- _TASK INPUTS_
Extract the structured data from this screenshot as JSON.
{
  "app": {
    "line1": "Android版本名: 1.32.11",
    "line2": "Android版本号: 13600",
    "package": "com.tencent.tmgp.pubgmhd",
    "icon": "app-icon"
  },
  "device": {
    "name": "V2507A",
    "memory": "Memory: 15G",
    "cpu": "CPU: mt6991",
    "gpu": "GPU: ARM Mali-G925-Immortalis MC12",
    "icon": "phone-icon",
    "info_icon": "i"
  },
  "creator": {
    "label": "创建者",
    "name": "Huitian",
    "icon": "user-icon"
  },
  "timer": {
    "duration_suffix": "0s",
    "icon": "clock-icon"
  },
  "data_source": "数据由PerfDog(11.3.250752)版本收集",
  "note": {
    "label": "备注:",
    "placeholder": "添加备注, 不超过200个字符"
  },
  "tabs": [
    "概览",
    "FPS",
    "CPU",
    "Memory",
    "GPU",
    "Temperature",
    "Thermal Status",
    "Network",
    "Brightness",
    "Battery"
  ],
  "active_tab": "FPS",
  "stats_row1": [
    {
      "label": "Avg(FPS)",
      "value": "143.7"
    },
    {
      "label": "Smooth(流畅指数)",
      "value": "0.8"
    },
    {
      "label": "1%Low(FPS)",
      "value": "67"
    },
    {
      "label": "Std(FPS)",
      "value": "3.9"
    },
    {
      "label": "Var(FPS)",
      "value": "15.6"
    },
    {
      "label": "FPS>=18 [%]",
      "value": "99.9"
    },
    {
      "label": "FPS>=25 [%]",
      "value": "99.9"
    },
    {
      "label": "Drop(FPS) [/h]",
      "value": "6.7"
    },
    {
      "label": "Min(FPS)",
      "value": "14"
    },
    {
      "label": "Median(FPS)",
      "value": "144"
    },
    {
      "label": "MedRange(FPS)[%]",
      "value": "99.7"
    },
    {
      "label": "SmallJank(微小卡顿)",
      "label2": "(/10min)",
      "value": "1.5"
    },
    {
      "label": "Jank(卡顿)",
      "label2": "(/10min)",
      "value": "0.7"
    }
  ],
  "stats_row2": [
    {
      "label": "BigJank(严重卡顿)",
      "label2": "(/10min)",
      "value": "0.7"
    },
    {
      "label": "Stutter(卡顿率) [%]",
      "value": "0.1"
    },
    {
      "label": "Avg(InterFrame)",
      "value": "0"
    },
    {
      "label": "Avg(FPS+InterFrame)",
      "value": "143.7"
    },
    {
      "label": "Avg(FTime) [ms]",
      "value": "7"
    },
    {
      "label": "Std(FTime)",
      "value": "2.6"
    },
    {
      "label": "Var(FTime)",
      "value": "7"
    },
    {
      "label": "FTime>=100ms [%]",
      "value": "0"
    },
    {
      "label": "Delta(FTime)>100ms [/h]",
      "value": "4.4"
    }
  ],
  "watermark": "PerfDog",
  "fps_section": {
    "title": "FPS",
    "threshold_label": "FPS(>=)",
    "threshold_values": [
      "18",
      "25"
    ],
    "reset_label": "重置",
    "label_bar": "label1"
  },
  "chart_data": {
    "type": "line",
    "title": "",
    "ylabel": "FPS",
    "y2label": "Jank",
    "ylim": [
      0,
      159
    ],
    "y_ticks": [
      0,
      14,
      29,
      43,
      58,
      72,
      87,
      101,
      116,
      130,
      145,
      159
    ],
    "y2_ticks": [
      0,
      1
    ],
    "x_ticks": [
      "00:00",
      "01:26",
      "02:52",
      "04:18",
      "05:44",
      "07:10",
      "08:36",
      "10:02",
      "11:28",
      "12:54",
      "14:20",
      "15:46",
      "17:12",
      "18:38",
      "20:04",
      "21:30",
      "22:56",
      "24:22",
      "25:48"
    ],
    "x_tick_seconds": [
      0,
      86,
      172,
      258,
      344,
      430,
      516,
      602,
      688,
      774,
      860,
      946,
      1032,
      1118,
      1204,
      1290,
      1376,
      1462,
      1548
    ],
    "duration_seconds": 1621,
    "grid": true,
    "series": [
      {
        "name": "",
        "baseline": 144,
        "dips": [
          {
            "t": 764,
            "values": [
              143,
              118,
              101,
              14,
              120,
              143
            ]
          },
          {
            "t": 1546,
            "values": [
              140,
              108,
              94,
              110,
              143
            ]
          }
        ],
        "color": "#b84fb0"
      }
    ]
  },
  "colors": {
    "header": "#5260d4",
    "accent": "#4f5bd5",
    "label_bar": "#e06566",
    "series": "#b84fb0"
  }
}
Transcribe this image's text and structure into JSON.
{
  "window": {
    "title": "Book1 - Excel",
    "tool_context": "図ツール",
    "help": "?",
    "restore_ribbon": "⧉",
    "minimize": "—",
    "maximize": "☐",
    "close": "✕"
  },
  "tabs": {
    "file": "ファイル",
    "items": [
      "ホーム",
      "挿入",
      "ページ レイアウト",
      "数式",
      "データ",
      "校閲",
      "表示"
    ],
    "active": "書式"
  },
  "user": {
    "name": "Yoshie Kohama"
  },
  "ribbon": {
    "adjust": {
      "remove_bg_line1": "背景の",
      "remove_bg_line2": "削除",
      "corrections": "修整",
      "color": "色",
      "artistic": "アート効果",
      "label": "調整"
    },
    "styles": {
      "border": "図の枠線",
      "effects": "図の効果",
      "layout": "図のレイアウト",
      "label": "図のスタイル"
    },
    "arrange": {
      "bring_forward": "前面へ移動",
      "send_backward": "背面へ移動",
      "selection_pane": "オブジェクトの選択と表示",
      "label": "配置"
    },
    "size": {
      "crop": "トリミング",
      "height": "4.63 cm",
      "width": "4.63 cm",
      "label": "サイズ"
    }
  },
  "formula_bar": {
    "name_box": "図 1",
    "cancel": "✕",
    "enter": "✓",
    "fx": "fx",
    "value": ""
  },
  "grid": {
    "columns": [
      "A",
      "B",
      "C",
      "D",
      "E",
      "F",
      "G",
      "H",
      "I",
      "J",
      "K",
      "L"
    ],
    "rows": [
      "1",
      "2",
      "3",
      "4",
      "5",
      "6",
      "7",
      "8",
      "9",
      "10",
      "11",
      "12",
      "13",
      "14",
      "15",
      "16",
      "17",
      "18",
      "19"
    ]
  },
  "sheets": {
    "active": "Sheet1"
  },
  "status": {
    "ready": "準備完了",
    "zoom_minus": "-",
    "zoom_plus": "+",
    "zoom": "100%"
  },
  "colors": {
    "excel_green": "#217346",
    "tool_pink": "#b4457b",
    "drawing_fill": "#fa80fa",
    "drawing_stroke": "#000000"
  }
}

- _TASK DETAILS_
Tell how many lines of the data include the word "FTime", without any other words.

- _OUTPUT BELOW_
5